There are occasional moments of intense clarity. The cognizance to put more complex thoughts together. But as the attrition of Alzheimer’s continues, those moments become fewer. Memories are lost. Memories are confused. Delusions are born. Mistakes are made. Questions repeated 20 times in 30 minutes. The bad moments and days grow. Sometimes the sufferer can make sense of the fact that they are in fact struggling with a disease. Other times, they forget the disease entirely and will die on a hill when correction of a mistaken behavior is attempted. For them, the actions and behaviors are rational and right.
It is a difficult walk for the caregiver. Being as kind and loving as possible is interrupted time to time with flare ups of frustration and misunderstanding. You often just have to walk away from the verbal discussion that has turned into an unintelligible chaos for the emotional betterment of everyone. You learn when to let things go, but no one is perfect. Everyone can have something get under their skin. The victim doesn’t understand this all the time, but the caregiver must try to diffuse broken paths of communication as quickly as possible without getting angry. Anger only makes things worse.
Alzheimer’s is the definition of a losing battle today. The sufferer will not find victory in this temporal existence. There is no cure. Some drugs and medication may slow the enemy as it closes around, encircling everyone in the battle. But Alzheimer’s will not rest until it has run its course.

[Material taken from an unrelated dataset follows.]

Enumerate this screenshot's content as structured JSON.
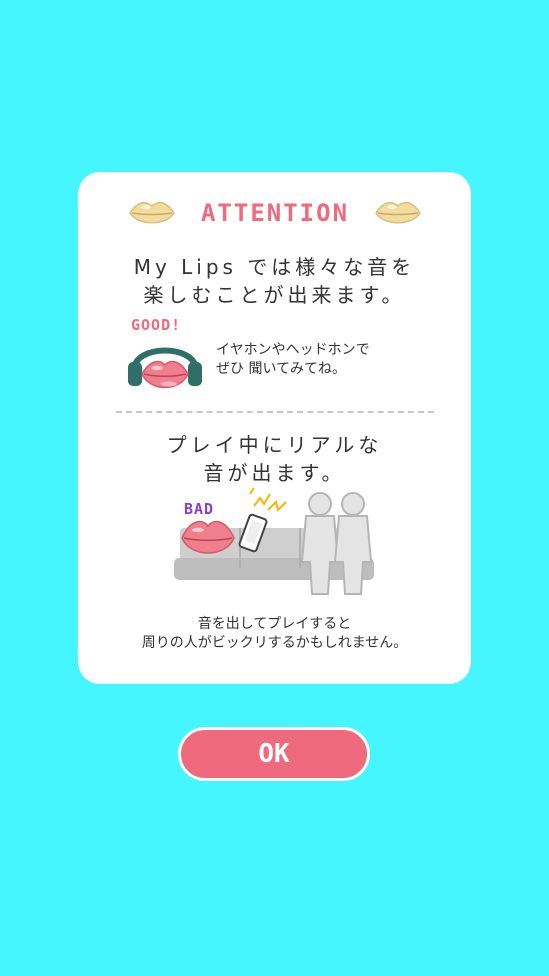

Pray for the loved ones who are being assaulted by this disease. Pray daily for the doctors working toward a preventative cure for the dementia diseases. Pray for the future restored soul in God’s presence for the victims of the onslaught who desperately need peace. Pray for the caregivers who struggle to keep things going as long as possible before more permanent care options are needed. Pray for the strangers who have yet to encounter the sufferer, who may lack the appropriate sensitivities to function in public.
Most of all, approach each moment out of love and understanding in the midst of the un-understandable. The battle will not be won, but you can at least fight as valiantly as possible to make the years count. To make them feel loved and cared for before they forget everything and fade from the Earth. My God touch everyone in this battle, to know His love, and each others love, are more powerful than this disease.